For a number of years, there have been hybrid roadcars available. Beloved of celebrities wanting to cultivate a tree-hugging image, they can’t be said however to have captured the public’s imagination. Technology pundits had predicted a long transition from a production passenger car market dominated by internal combustion engines to one dominated by electric vehicles, via increasingly ‘hybridised’ vehicles. In fact, without hybrids ever having become very popular, the number of fully electric cars coming to market these days might make hybrid vehicles seem like a flash in a niche pan.
The fact is that cars with better optimised engines have tended to outperform hybrid roadcars in terms of fuel consumption. The basic principle of a ‘normal’ hybrid system, such as that in a Honda or Toyota hybrid, is that the kinetic energy which would normally be converted to heat during braking, is stored and then re-used at an appropriate time. This is called regenerative braking, and is a laudable aim with real environmental benefits. Efficiency is increased, and less fuel should be used.
However, a driver who is genuinely concerned for the environment and seeks to maximise fuel economy will already do relatively little braking and will be very gentle on the throttle. It is quite possible then that the driver who is most likely to buy an efficient hybrid car is also the driver who is least likely to make the best use of such a system. The irony is that hybrid systems on roadcars would give the greatest improvement on those that are driven aggressively.
There are some vehicles that would benefit enormously from a hybrid system – city buses, garbage trucks, taxi cabs, some trains and racing cars. All of these have a very ‘start-stop’ drive cycle characterised by regular heavy braking events where a large amount of energy is converted, followed soon after by a requirement for strong acceleration. If we measure the ‘success’ of a hybrid system by the improvement in fuel economy rather than by the absolute fuel economy achieved, then these drive cycles are surely the natural targets of regenerative braking hybrid systems.
There is a type of hybrid system that predates the ‘eco-hybrids’ and one that is probably more relevant to most drivers, including those whose drive cycle is quasi-steady-state, and that is the motorway driver or long-haul trucker. Turbo-compounding is a system where excess energy is extracted from an exhaust gas turbine and transferred back to the driveline, increasing torque.
Formula One will embrace this concept in 2014, when the new engine rules take effect. The Formula One rules are published in draft form on the FIA website, and define the energy recovery system (ERS) as “a system that is designed to recover energy from the car, store that energy and make it available to propel the car”, and as part of this it specifies that a “Heat Motor Generator Unit is the electrical machine linked to the exhaust turbine of a pressure charging system as part of the ERS”.
The Formula One system will be able to store recovered energy rather than having to deploy or waste any energy available to it. The ERS will combine recovery of heat from the exhaust flow and from braking. Note that the heat recovery is linked to the use of a turbocharger. Unlike regenerative braking hybrids, this is not a piece of equipment that can be adapted to an existing, normally aspirated engine for an instant performance increase.
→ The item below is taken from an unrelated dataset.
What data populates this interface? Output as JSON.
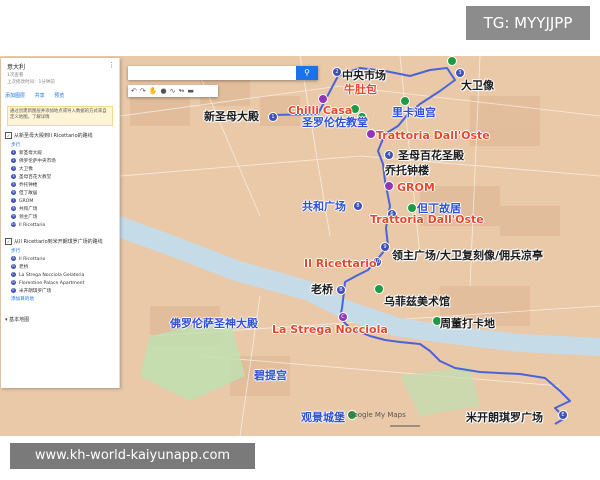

For once, motorsport will be a worthwhile development arena for relevant technologies for passenger and haulage vehicles. The FIA ought to be warmly applauded for bringing in such a brave set of rules. Unfortunately, at this early stage, involvement appears to be limited to wealthy automotive manufacturers. The costs of developing a new energy recovery system alongside a new Formula One engine to compete against the likes of Renault, Mercedes and Ferrari are immense.
Written by Wayne Ward